Author Dmitry Yemanov
"Ann W. Harrison" <aharrison@...> wrote:
> What is being proposed is a change to the current behavior.

IMO, this discussion has very little to do with the statement cache. I don't
know why Sean has raised it here, but if we proceed, could we rename the
subject line?

> When a
> referenced object is changed, any compiled instances of the referencing
> objects would be marked as requiring recompilation ad the modification
> would succeed. When the referencing objects were invoked, they would
> be recompiled and errors caused by the change would be discovered.

Would you expect us to always return an error for a invalid object being
invoked or its recompilation is attemped automatically?

> In the case of changing a field definition, existing - running -
> instances of the object would could continue to run unchanged, and most
> of the recompilations of referencing objects would occur without error.
> However, if an object were deleted or changed in an incompatible way,
> the damage caused would not be discovered until some time later when the
> referencing objects failed to compile.

Correct.
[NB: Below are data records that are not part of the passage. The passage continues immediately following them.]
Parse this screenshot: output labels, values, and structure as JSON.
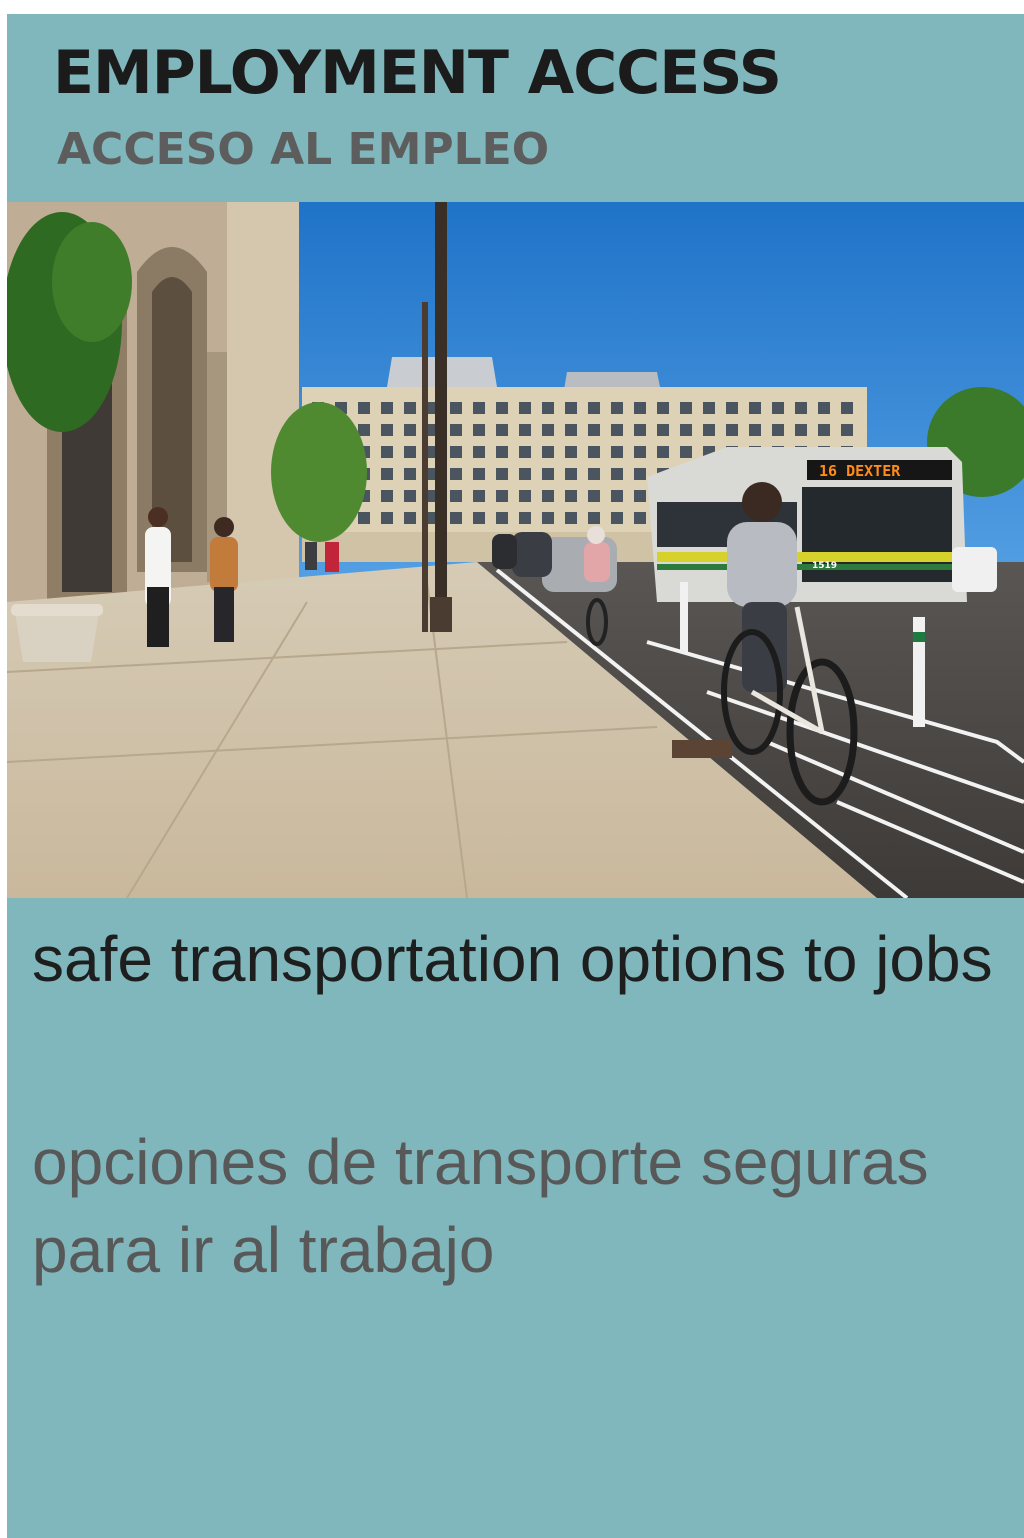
{
  "poster": {
    "title_en": "EMPLOYMENT ACCESS",
    "title_es": "ACCESO AL EMPLEO",
    "caption_en": "safe transportation options to jobs",
    "caption_es": "opciones de transporte seguras para ir al trabajo",
    "bus_sign": "16  DEXTER",
    "bus_number": "1519"
  },
  "colors": {
    "panel": "#7fb7bc",
    "title_dark": "#1b1b1b",
    "title_gray": "#5d5d5d"
  }
}
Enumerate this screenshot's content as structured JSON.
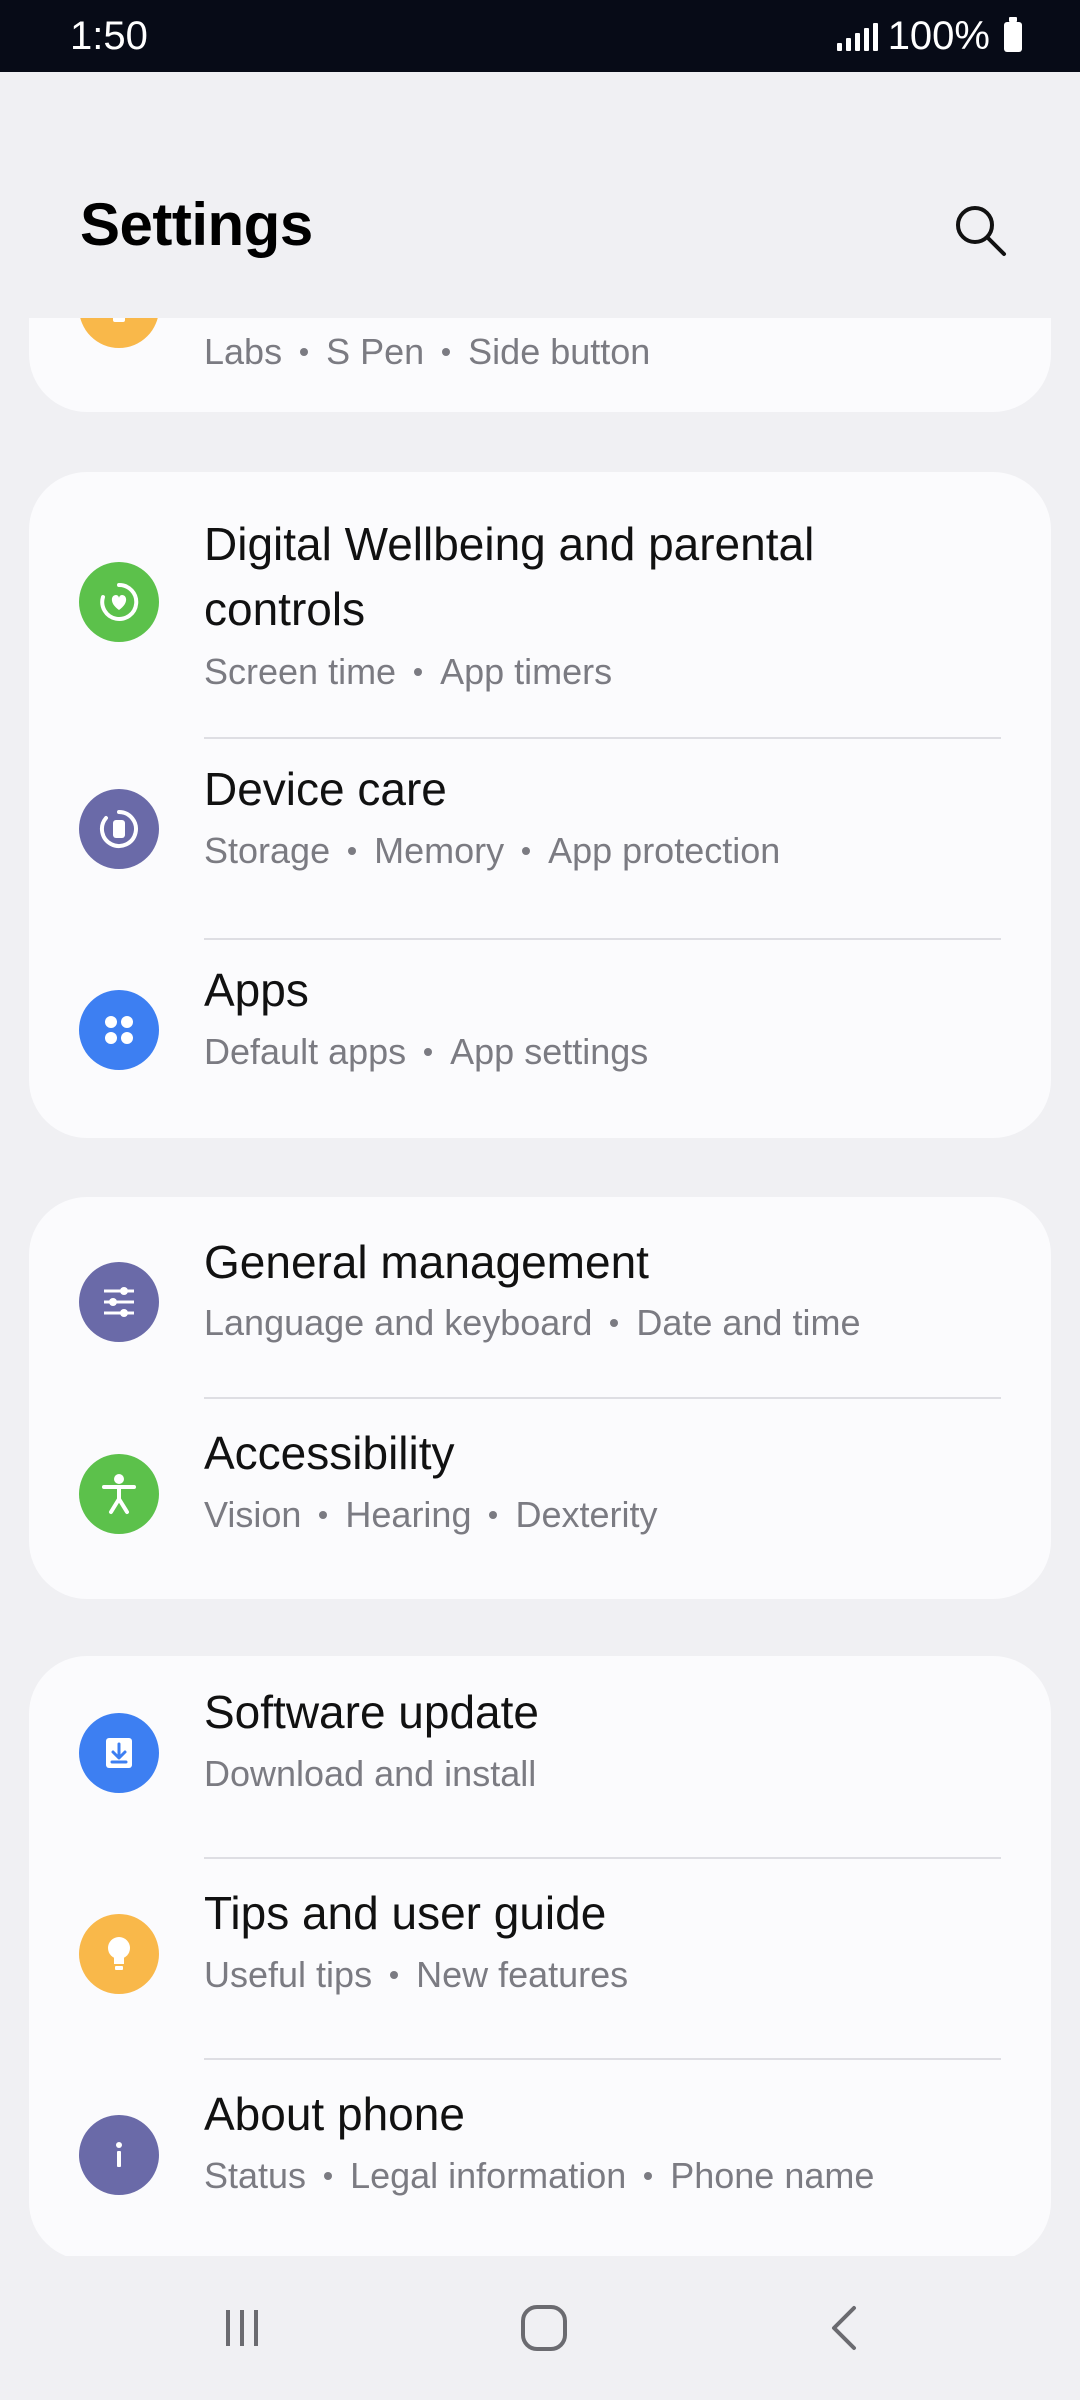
{
  "status_bar": {
    "time": "1:50",
    "battery": "100%"
  },
  "header": {
    "title": "Settings"
  },
  "partial_item": {
    "subtitle_parts": [
      "Labs",
      "S Pen",
      "Side button"
    ],
    "icon": "advanced-features-icon",
    "color": "#f9b84a"
  },
  "group1": [
    {
      "title_line1": "Digital Wellbeing and parental",
      "title_line2": "controls",
      "subtitle_parts": [
        "Screen time",
        "App timers"
      ],
      "icon": "wellbeing-icon",
      "color": "#5cc14b"
    },
    {
      "title": "Device care",
      "subtitle_parts": [
        "Storage",
        "Memory",
        "App protection"
      ],
      "icon": "device-care-icon",
      "color": "#6a6aa8"
    },
    {
      "title": "Apps",
      "subtitle_parts": [
        "Default apps",
        "App settings"
      ],
      "icon": "apps-icon",
      "color": "#3d7ff2"
    }
  ],
  "group2": [
    {
      "title": "General management",
      "subtitle_parts": [
        "Language and keyboard",
        "Date and time"
      ],
      "icon": "sliders-icon",
      "color": "#6a6aa8"
    },
    {
      "title": "Accessibility",
      "subtitle_parts": [
        "Vision",
        "Hearing",
        "Dexterity"
      ],
      "icon": "accessibility-icon",
      "color": "#5cc14b"
    }
  ],
  "group3": [
    {
      "title": "Software update",
      "subtitle_parts": [
        "Download and install"
      ],
      "icon": "software-update-icon",
      "color": "#3d7ff2"
    },
    {
      "title": "Tips and user guide",
      "subtitle_parts": [
        "Useful tips",
        "New features"
      ],
      "icon": "lightbulb-icon",
      "color": "#f9b84a"
    },
    {
      "title": "About phone",
      "subtitle_parts": [
        "Status",
        "Legal information",
        "Phone name"
      ],
      "icon": "info-icon",
      "color": "#6a6aa8"
    }
  ],
  "nav": {
    "recents": "recents-icon",
    "home": "home-icon",
    "back": "back-icon"
  }
}
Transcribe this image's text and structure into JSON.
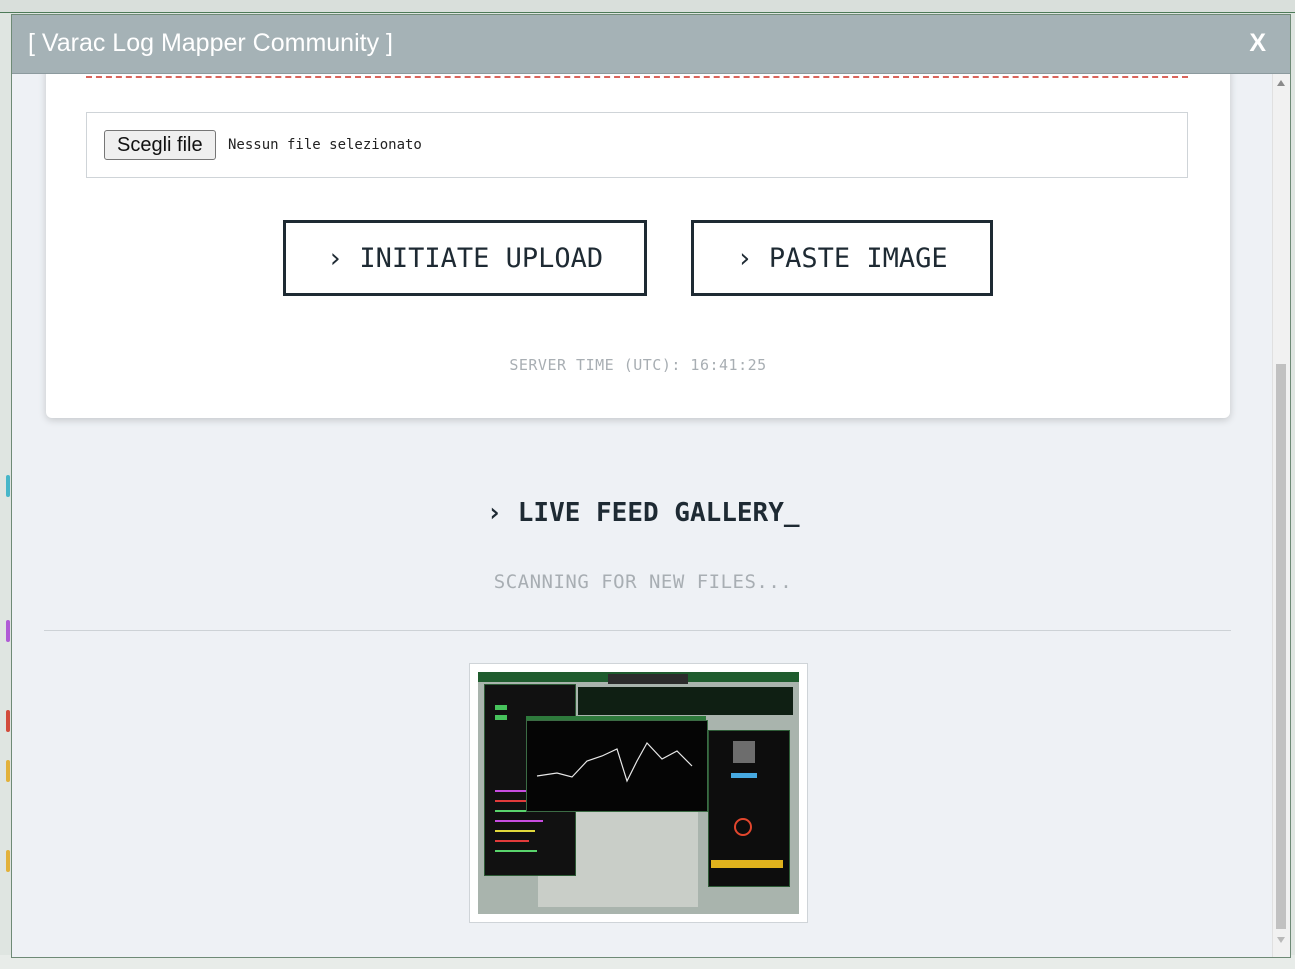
{
  "dialog": {
    "title": "[ Varac Log Mapper Community ]",
    "close_label": "X"
  },
  "upload": {
    "file_button_label": "Scegli file",
    "file_status": "Nessun file selezionato",
    "initiate_upload_label": "› INITIATE UPLOAD",
    "paste_image_label": "› PASTE IMAGE",
    "server_time": "SERVER TIME (UTC): 16:41:25"
  },
  "gallery": {
    "title": "› LIVE FEED GALLERY_",
    "status": "SCANNING FOR NEW FILES...",
    "thumbnails": [
      {
        "label": "screenshot thumbnail"
      }
    ]
  },
  "colors": {
    "titlebar": "#a5b2b6",
    "accent_dark": "#1e2a33",
    "muted_text": "#a8aeb3",
    "dashed_border": "#d9645c"
  }
}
And I agree such a hidden error could make some people unhappy. One
real world example: after a programming error made within one of the kernel
procedures, about 80% of the schema objects became invalid. It took 4 hours
to recompile them (automated iterations based on a dependency graph) on a
dual PIII machine. In this particular case, I'd prefer to treat an error as
a show-stopper :-)

> On the other hand, SQL schemas tend to be very interrelated with
> procedures referencing views that reference procedures and tables with
> triggers that reference other views... At the moment, making a
> significant change is a real pain. What was, in 1985, a reasonably
> simple thing - splitting a table to create two better normalized tables
> and creating a view with the old table name - could easily require
> deleting half the views, procedures, constraints, and triggers in a
> database.

You're right. Sigh. That's why we're looking for alternatives.